I'm going to be doing this challenge this month and sharing my ideas with you! While I have some more 'fun stuff' around, I'm going to try to incorporate these new 'finds' into my therapy this month, combining them with what I already own, of course! How many different ideas can I come up with for each combination, do you suppose? Is your list longer than mine? Join in the challenge!

The game is afoot!

A Sweet Halloween Treat is Waiting for You!

Ghosts, bats, witches and cats- how do they go together? They are Halloween things, of course! This matching go together worksheet is photocopiable and just waiting for you to download.
This Free Halloween download from Looks-Like-Language may make homework easier!

Isn't it wonderful when someone takes care of homework for you? Early educators, SLPs and home schoolers, this may be right for you.

Enjoy your Halloween treats with no calories. I wish I could figure out how to do this with chocolate! 

Get  your free download here!

3 Thrilling Halloween Activities that are Easy to Do

Halloween is such a fun holiday! Your students can have a blast learning with just a bit of effort on your part if you make these enjoyable interactive therapy materials that cost you almost nothing!

Thrilling, you might say? Well, I was certainly thrilled that my students loved these activities so much that I didn't have too much planning to do! Last year this time, my blog was still so new that these fun activities got hardly any exposure, and they truly deserve better than that! So, I am recapping each activity here,  from youngest to oldest ages, with a link to the full posts. My students have had so much fun with these activities, I'm quite sure that yours will, too!

Easy Ideas for Halloween routines in play from Looks-Like-Language
Our youngest and most limited students often need help learning the language for routines. What better way to help them than play? Just a shoebox, construction paper and some stickers can help you create great Halloween interactive fun. You can use this over and over all month long! Click here.

Ideas for using felt and Halloween toys in speech/language therapy from Looks-Like-Language
A bit of colored felt, glue and markers can add a lot to any Halloween toys that you own! Puppets are so helpful to get shy students talking. Putting anything into a container gives that element of surprise that kids love, almost like opening a present! Give yourself a little present and check out this speech/language therapy idea here!

Halloween bingo game variations from Looks-Like-Language!
Older students like to have fun, too! Get a little gaming and movement into your therapy sessions with this easy to make bingo variation. I've used it to work on inference skills, but you can do so much more to adapt it to your group's goals! Learn about it here.

Halloween speech/language therapy ideas fro Looks-Like-Language
Update: I just had to share my latest Target find since it may still be available near you! While it is true that our hand made materials get kids talking just as well as the 'pretty' ones, we do like to treat ourselves a little and these are just darn cute! I love the button feature- you can reinforce those fine motor skills while having the fun of hiding something inside one of them! Have your students request each one until they find where the prize was hidden!
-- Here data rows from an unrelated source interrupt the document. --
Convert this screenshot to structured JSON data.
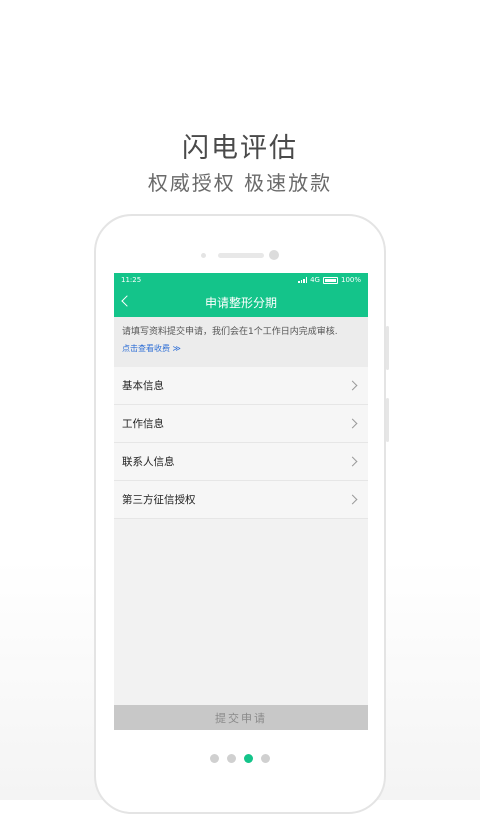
{
  "promo": {
    "title": "闪电评估",
    "subtitle": "权威授权  极速放款"
  },
  "status_bar": {
    "time": "11:25",
    "network": "4G",
    "battery": "100%"
  },
  "nav": {
    "back_icon": "chevron-left-icon",
    "title": "申请整形分期"
  },
  "notice": {
    "text": "请填写资料提交申请，我们会在1个工作日内完成审核.",
    "link": "点击查看收费 ≫"
  },
  "list": {
    "items": [
      {
        "label": "基本信息"
      },
      {
        "label": "工作信息"
      },
      {
        "label": "联系人信息"
      },
      {
        "label": "第三方征信授权"
      }
    ]
  },
  "submit": {
    "label": "提交申请"
  },
  "pager": {
    "count": 4,
    "active_index": 2
  },
  "colors": {
    "accent": "#14c48a",
    "link": "#2f6fd6",
    "submit_bg": "#c8c8c8"
  }
}
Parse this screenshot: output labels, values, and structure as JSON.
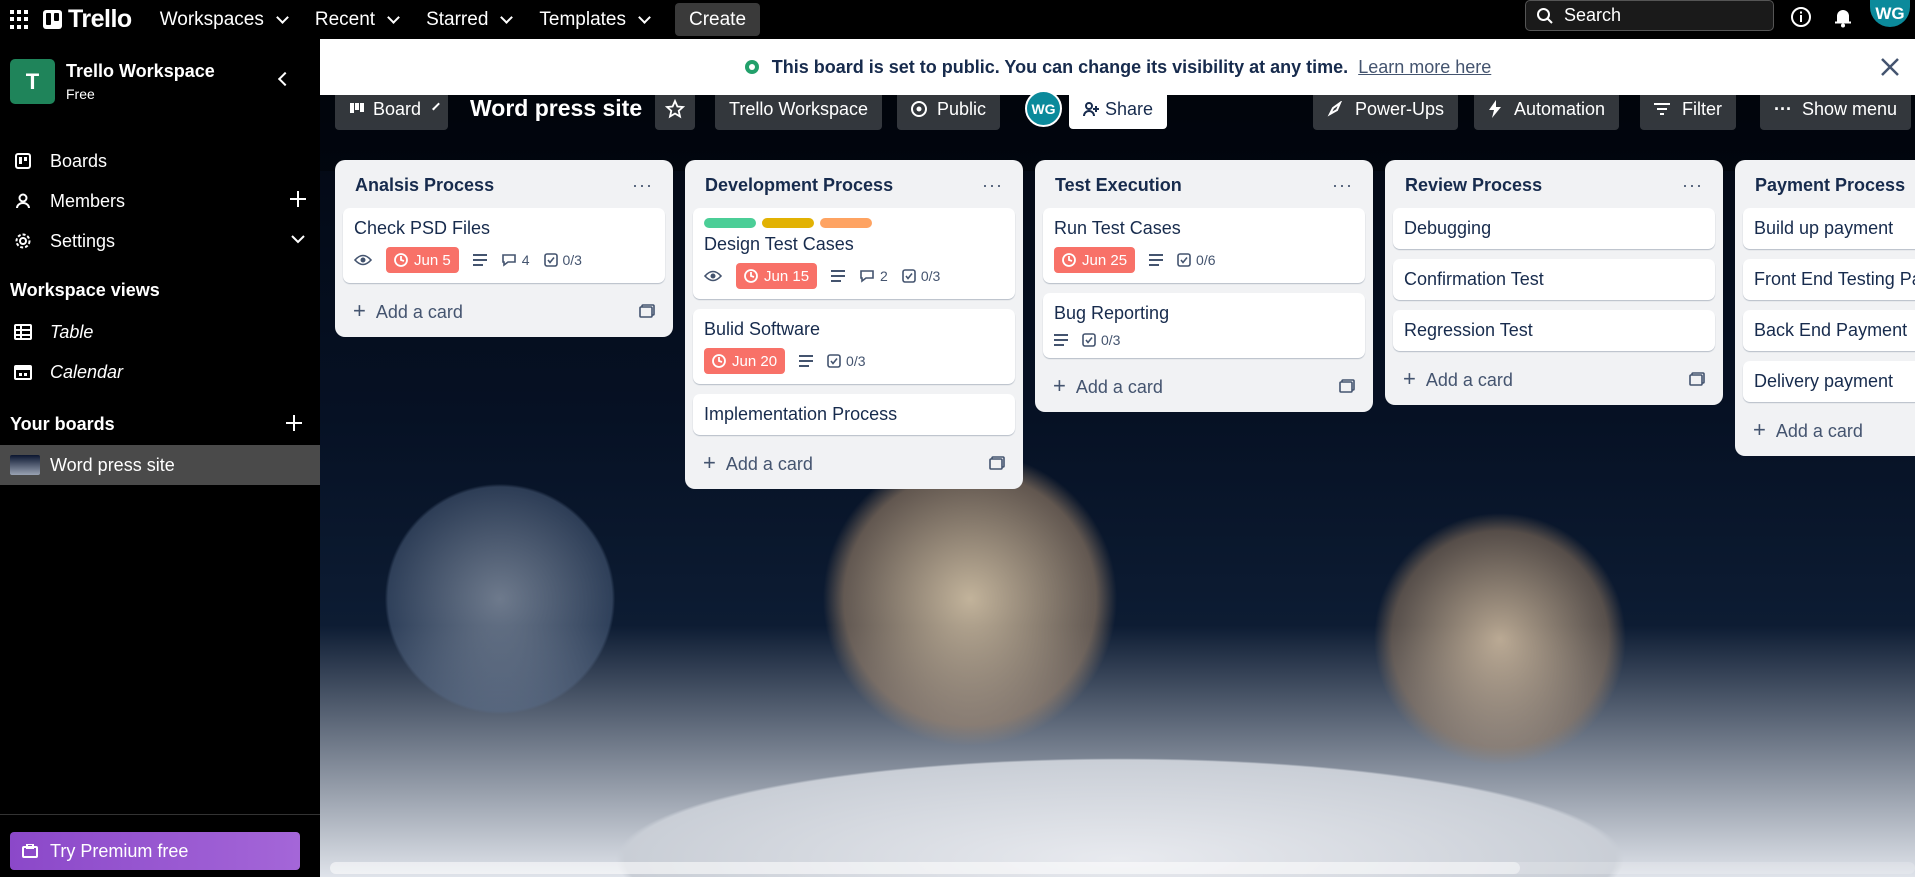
{
  "topbar": {
    "brand": "Trello",
    "nav": [
      "Workspaces",
      "Recent",
      "Starred",
      "Templates"
    ],
    "create_label": "Create",
    "search_placeholder": "Search",
    "avatar_initials": "WG"
  },
  "sidebar": {
    "workspace_name": "Trello Workspace",
    "workspace_plan": "Free",
    "workspace_initial": "T",
    "items": [
      {
        "label": "Boards"
      },
      {
        "label": "Members"
      },
      {
        "label": "Settings"
      }
    ],
    "views_heading": "Workspace views",
    "views": [
      {
        "label": "Table"
      },
      {
        "label": "Calendar"
      }
    ],
    "your_boards_heading": "Your boards",
    "boards": [
      {
        "label": "Word press site"
      }
    ],
    "premium_label": "Try Premium free"
  },
  "notice": {
    "message": "This board is set to public. You can change its visibility at any time.",
    "link": "Learn more here"
  },
  "boardbar": {
    "view_label": "Board",
    "title": "Word press site",
    "workspace_label": "Trello Workspace",
    "visibility_label": "Public",
    "member_initials": "WG",
    "share_label": "Share",
    "powerups_label": "Power-Ups",
    "automation_label": "Automation",
    "filter_label": "Filter",
    "menu_label": "Show menu"
  },
  "lists": [
    {
      "title": "Analsis Process",
      "cards": [
        {
          "title": "Check PSD Files",
          "due": "Jun 5",
          "comments": "4",
          "checklist": "0/3"
        }
      ],
      "add_label": "Add a card"
    },
    {
      "title": "Development Process",
      "cards": [
        {
          "title": "Design Test Cases",
          "due": "Jun 15",
          "comments": "2",
          "checklist": "0/3",
          "label_colors": [
            "#4bce97",
            "#e2b203",
            "#fea362"
          ]
        },
        {
          "title": "Bulid Software",
          "due": "Jun 20",
          "checklist": "0/3"
        },
        {
          "title": "Implementation Process"
        }
      ],
      "add_label": "Add a card"
    },
    {
      "title": "Test Execution",
      "cards": [
        {
          "title": "Run Test Cases",
          "due": "Jun 25",
          "checklist": "0/6"
        },
        {
          "title": "Bug Reporting",
          "checklist": "0/3"
        }
      ],
      "add_label": "Add a card"
    },
    {
      "title": "Review Process",
      "cards": [
        {
          "title": "Debugging"
        },
        {
          "title": "Confirmation Test"
        },
        {
          "title": "Regression Test"
        }
      ],
      "add_label": "Add a card"
    },
    {
      "title": "Payment Process",
      "cards": [
        {
          "title": "Build up payment"
        },
        {
          "title": "Front End Testing Pay"
        },
        {
          "title": "Back End Payment"
        },
        {
          "title": "Delivery payment"
        }
      ],
      "add_label": "Add a card"
    }
  ],
  "colors": {
    "due_badge": "#f87168",
    "premium": "#8b48c9",
    "workspace_logo": "#1f845a",
    "avatar": "#0b8a9b"
  }
}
Happy Halloween!

Do you need another sweet Halloween treat?

Halloween themed early literacy worksheets for early education, SLPS and home schoolers from Looks-Like-Language
I sure hope that you do since the second part is waiting here for you to download it! Send a thought of thanks to Classroom Freebies Too for motivating me to get started on this year's worth of free downloads!

This worksheet set addresses early literacy skills, so it is great for early childhood educators, SLPs and home schoolers. Changing themes is a great way to keep kids practicing skills over and over until they have truly learned them!
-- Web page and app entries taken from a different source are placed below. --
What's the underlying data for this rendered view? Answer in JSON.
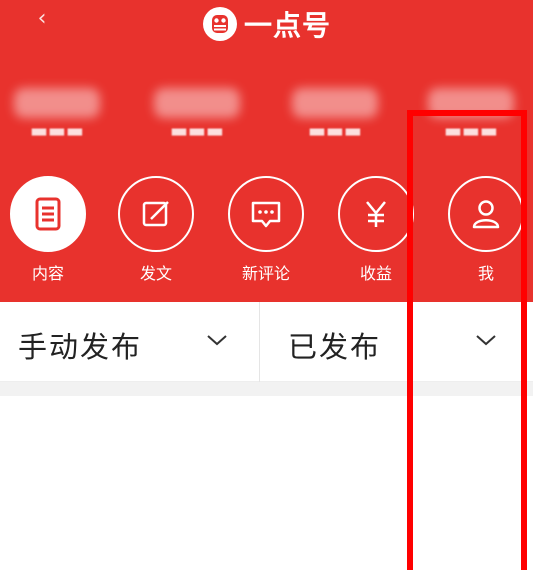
{
  "app": {
    "logo_text": "一点号",
    "back_icon": "chevron-left-icon",
    "brand_color": "#e8322d",
    "highlight_color": "#ff0000"
  },
  "nav": {
    "items": [
      {
        "label": "内容",
        "icon": "document-icon",
        "active": true
      },
      {
        "label": "发文",
        "icon": "edit-icon",
        "active": false
      },
      {
        "label": "新评论",
        "icon": "comment-icon",
        "active": false
      },
      {
        "label": "收益",
        "icon": "yen-icon",
        "active": false
      },
      {
        "label": "我",
        "icon": "user-icon",
        "active": false
      }
    ]
  },
  "filters": {
    "publish_mode": "手动发布",
    "status": "已发布"
  }
}
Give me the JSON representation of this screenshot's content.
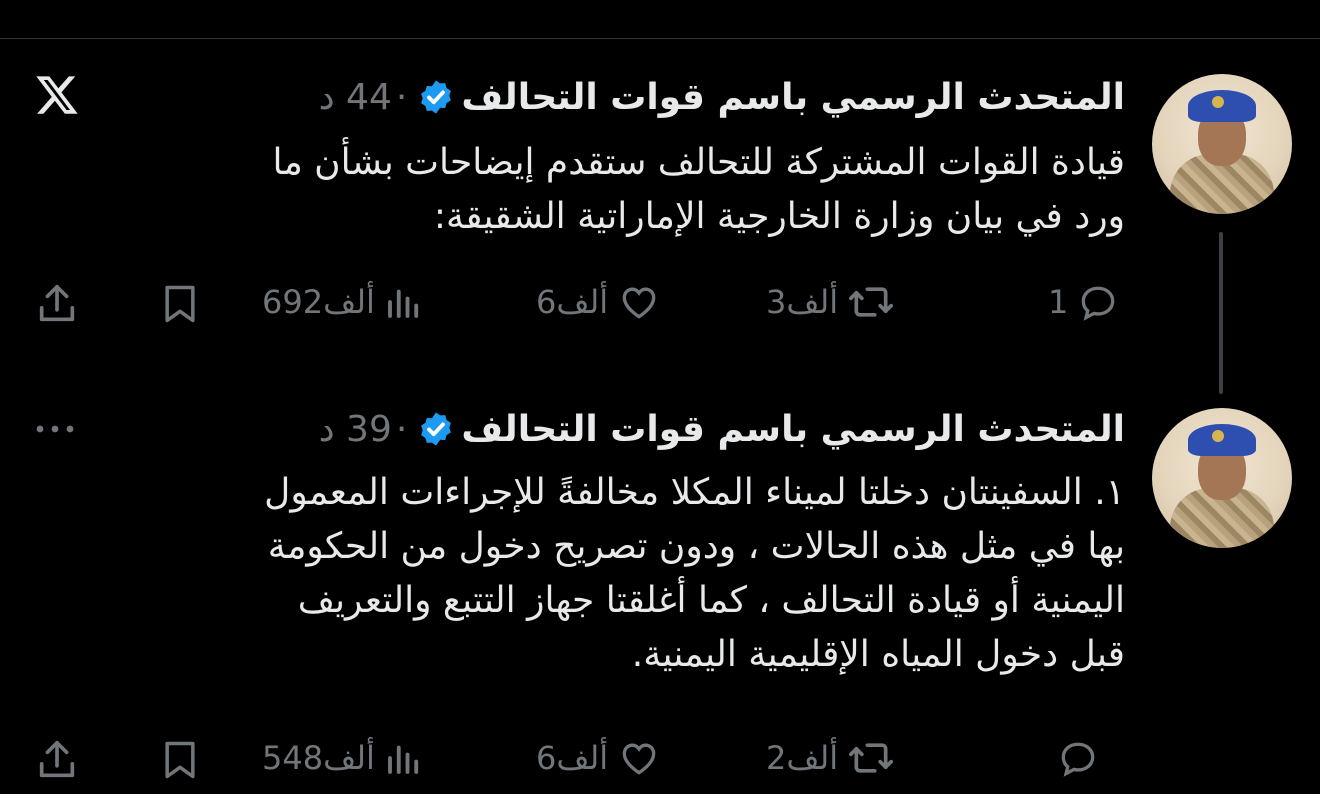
{
  "colors": {
    "background": "#000000",
    "text": "#e7e9ea",
    "muted": "#71767b",
    "verified": "#1d9bf0"
  },
  "tweets": [
    {
      "author": "المتحدث الرسمي باسم قوات التحالف",
      "separator": "·",
      "time": "44 د",
      "lines": [
        "قيادة القوات المشتركة للتحالف ستقدم إيضاحات بشأن ما",
        "ورد في بيان وزارة الخارجية الإماراتية الشقيقة:"
      ],
      "replies": "1",
      "retweets": "3ألف",
      "likes": "6ألف",
      "views": "692ألف",
      "icons": [
        "reply-icon",
        "retweet-icon",
        "like-icon",
        "views-icon",
        "bookmark-icon",
        "share-icon"
      ]
    },
    {
      "author": "المتحدث الرسمي باسم قوات التحالف",
      "separator": "·",
      "time": "39 د",
      "lines": [
        "١. السفينتان دخلتا لميناء المكلا مخالفةً للإجراءات المعمول",
        "بها في مثل هذه الحالات ، ودون تصريح دخول من الحكومة",
        "اليمنية أو قيادة التحالف ، كما أغلقتا جهاز التتبع والتعريف",
        "قبل دخول المياه الإقليمية اليمنية."
      ],
      "replies": "",
      "retweets": "2ألف",
      "likes": "6ألف",
      "views": "548ألف",
      "icons": [
        "reply-icon",
        "retweet-icon",
        "like-icon",
        "views-icon",
        "bookmark-icon",
        "share-icon"
      ]
    }
  ],
  "header_icons": [
    "x-logo-icon",
    "more-icon"
  ]
}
Download the Halloween freebie here. Then stop by my store to see what other fun stuff I have! Enjoy!
Related Posts Plugin for WordPress, Blogger...